(Task objective) Which lines in the records below contain the word "menu"? Copy each one.

Entries from a dataset of interfaces:
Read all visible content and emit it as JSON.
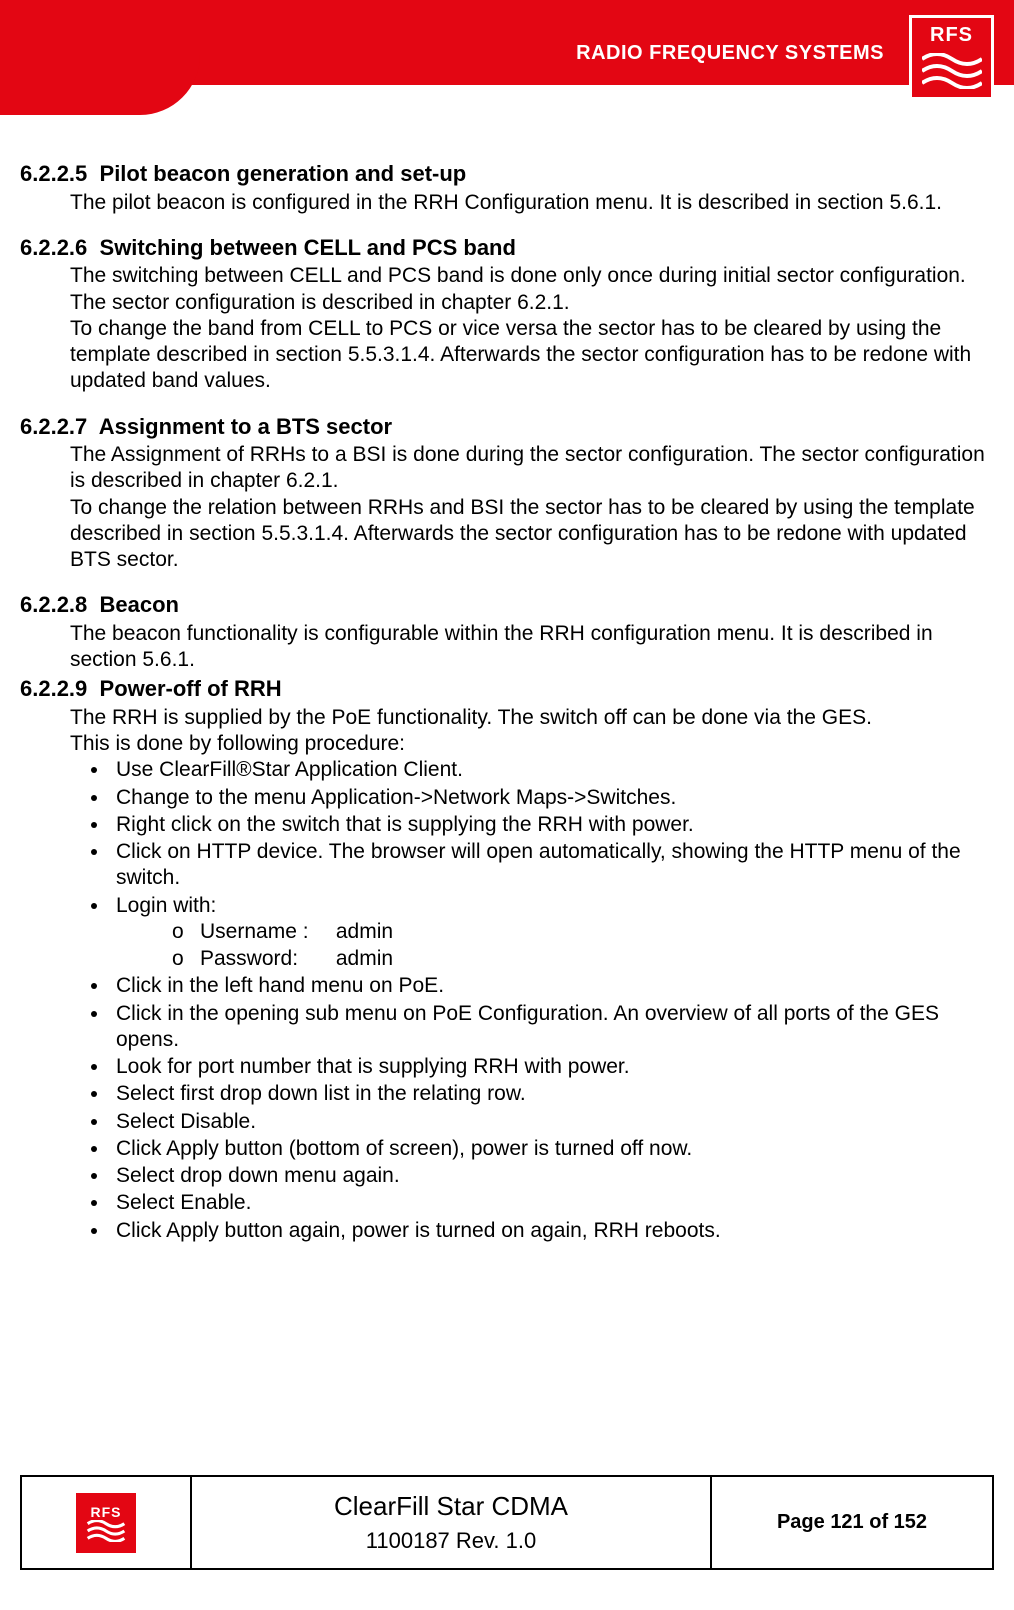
{
  "header": {
    "brand_text": "RADIO FREQUENCY SYSTEMS",
    "logo_text": "RFS"
  },
  "sections": {
    "s1": {
      "num": "6.2.2.5",
      "title": "Pilot beacon generation and set-up",
      "body": "The pilot beacon is configured in the RRH Configuration menu. It is described in section 5.6.1."
    },
    "s2": {
      "num": "6.2.2.6",
      "title": "Switching between CELL and PCS band",
      "body1": "The switching between CELL and PCS band is done only once during initial sector configuration. The sector configuration is described in chapter 6.2.1.",
      "body2": "To change the band from CELL to PCS or vice versa the sector has to be cleared by using the template described in section 5.5.3.1.4. Afterwards the sector configuration has to be redone with updated band values."
    },
    "s3": {
      "num": "6.2.2.7",
      "title": "Assignment to a BTS sector",
      "body1": "The Assignment of RRHs to a BSI is done during the sector configuration. The sector configuration is described in chapter 6.2.1.",
      "body2": "To change the relation between RRHs and BSI the sector has to be cleared by using the template described in section 5.5.3.1.4. Afterwards the sector configuration has to be redone with updated BTS sector."
    },
    "s4": {
      "num": "6.2.2.8",
      "title": "Beacon",
      "body": "The beacon functionality is configurable within the RRH configuration menu. It is described in section 5.6.1."
    },
    "s5": {
      "num": "6.2.2.9",
      "title": "Power-off of RRH",
      "body1": "The RRH is supplied by the PoE functionality. The switch off can be done via the GES.",
      "body2": "This is done by following procedure:",
      "bullets": {
        "b1": "Use ClearFill®Star Application Client.",
        "b2": "Change to the menu Application->Network Maps->Switches.",
        "b3": "Right click on the switch that is supplying the RRH with power.",
        "b4": "Click on HTTP device. The browser will open automatically, showing the HTTP menu of the switch.",
        "b5": "Login with:",
        "b5_sub": {
          "u_label": "Username :",
          "u_val": "admin",
          "p_label": "Password:",
          "p_val": "admin"
        },
        "b6": "Click in the left hand menu on PoE.",
        "b7": "Click in the opening sub menu on PoE Configuration. An overview of all ports of the GES opens.",
        "b8": "Look for port number that is supplying RRH with power.",
        "b9": "Select first drop down list in the relating row.",
        "b10": "Select Disable.",
        "b11": "Click Apply button (bottom of screen), power is turned off now.",
        "b12": "Select drop down menu again.",
        "b13": "Select Enable.",
        "b14": "Click Apply button again, power is turned on again, RRH reboots."
      }
    }
  },
  "footer": {
    "logo_text": "RFS",
    "doc_title": "ClearFill Star CDMA",
    "doc_rev": "1100187 Rev. 1.0",
    "page": "Page 121 of 152"
  }
}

(Exercise output)
      "body": "The pilot beacon is configured in the RRH Configuration menu. It is described in section 5.6.1."
      "body": "The beacon functionality is configurable within the RRH configuration menu. It is described in section 5.6.1."
        "b2": "Change to the menu Application->Network Maps->Switches.",
        "b4": "Click on HTTP device. The browser will open automatically, showing the HTTP menu of the switch.",
        "b6": "Click in the left hand menu on PoE.",
        "b7": "Click in the opening sub menu on PoE Configuration. An overview of all ports of the GES opens.",
        "b12": "Select drop down menu again.",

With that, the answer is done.